You Saravuth and Hor Hen
Children at Work
Chaw has brought his family to Compot District of Compot Province for seasonal work for the last 10 years. The vast majority of Cambodian children work. Their labor is imperative for their survival and the survival of their families. In rural areas, kids are expected to work beside their parents on farms. In cities, they are sent out to sell flowers, drinks or shine shoes for extra money. Everywhere children are expected to take care of their younger siblings and take up difficult family chores as soon as they are able—work that is usually reserved for parents or servants in the developed world. In Cambodia, however, kids work everywhere and form a significant, underreported part of the country’s economy.
Meanwhile, in the urban areas, the increasing number of street children has always been a problem in Cambodia. Many of these children barely survive by doing menial jobs or begging, and these children are regularly exposed to a dangerous environment. They work and collect scrap, for example, from the garbage hill in Sangkat Chamkadong Khandong Kor that is about 10 kilometers north of Phnom Penh.
The struggle of the everyday lives of these Cambodian children is
imprinted on their faces. It is difficult to know what to do to help
them have a better life, for they need jobs to earn some money.
Chun Sam Ban, a policeman in the Kok Chork Commune in the city of Siem
Reap, said that Vin Krouch, 50, who lives in the village of Angkor Kraov
in the commune, is habitually drunk and coerces his sons to beg from
tourists who flock to Siem Reap to visit Angkor Wat, the nearby UNESCO
World Heritage Site. All of the money collected by the boys is then used
by their father to further support his alcohol addiction.
In addition, some parents in Koktlok Commune in Takeo Province’s
Ankorborey District explain that in areas that are flooded during the
rainy season they stop their children from going to school and ask them
to wait until the dry season to continue their education. They take
these precautions, they say, because the school is very far from their
home and that if they allow their children to go to school they are
afraid that it is too dangerous for them because of the floods.
Furthermore, like the families above, they are very poor, and they need
to work in the fields.
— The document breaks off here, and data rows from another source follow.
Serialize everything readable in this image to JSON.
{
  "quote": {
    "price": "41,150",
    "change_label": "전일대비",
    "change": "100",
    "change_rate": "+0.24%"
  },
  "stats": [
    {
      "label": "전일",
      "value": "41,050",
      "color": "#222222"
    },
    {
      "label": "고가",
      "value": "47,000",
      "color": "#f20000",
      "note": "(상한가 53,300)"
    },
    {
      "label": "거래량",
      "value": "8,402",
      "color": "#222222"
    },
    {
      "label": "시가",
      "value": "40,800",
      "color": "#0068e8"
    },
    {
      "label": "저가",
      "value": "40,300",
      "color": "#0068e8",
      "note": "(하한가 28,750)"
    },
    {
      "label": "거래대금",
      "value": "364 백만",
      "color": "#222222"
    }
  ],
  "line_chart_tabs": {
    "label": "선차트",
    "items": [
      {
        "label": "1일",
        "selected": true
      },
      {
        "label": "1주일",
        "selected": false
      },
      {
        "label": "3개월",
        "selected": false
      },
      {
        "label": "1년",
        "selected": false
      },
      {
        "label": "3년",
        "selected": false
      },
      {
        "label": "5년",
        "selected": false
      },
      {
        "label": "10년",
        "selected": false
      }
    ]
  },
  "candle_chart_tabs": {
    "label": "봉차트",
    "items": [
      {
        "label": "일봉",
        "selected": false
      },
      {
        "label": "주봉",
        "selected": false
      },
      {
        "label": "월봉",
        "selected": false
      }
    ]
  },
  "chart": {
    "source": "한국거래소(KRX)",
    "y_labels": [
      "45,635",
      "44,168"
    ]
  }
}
Because there is no one at home to take care of
their children, their children cannot go to school properly.
Kunthak Bopha Hospital in Phnom Penh is very famous in Cambodia.
Hundreds, if not thousands, of families in the capital as well as from
faraway provinces bring their children to the hospital to get treatment and
medicine. Mothers and their children have to wait outside near the hospital,
however, to get a number in order to enter the hospital and have their
children examined by a doctor. It is not uncommon for families to wait three
to four hours to get the precious number to enter the hospital. Sometimes
people have to wait until the evening though or even the next day.
* You Saravuth is director of the Finance Dept. of Free Press Magazine (FPM Online in Khmer at www.fpmonline.net) and works with the real life program of Freedom and Press Monitor Cambodia (www.khmerfreedom.org). FPM Cambodia monitors freedom of expression and the press in the country.
* Hor Hen is a 2007 alumni of the School of Peace (SOP) conducted by Interfaith Cooperation Forum (ICF) in Bangalore, India. He lives in Phnom Penh, Cambodia.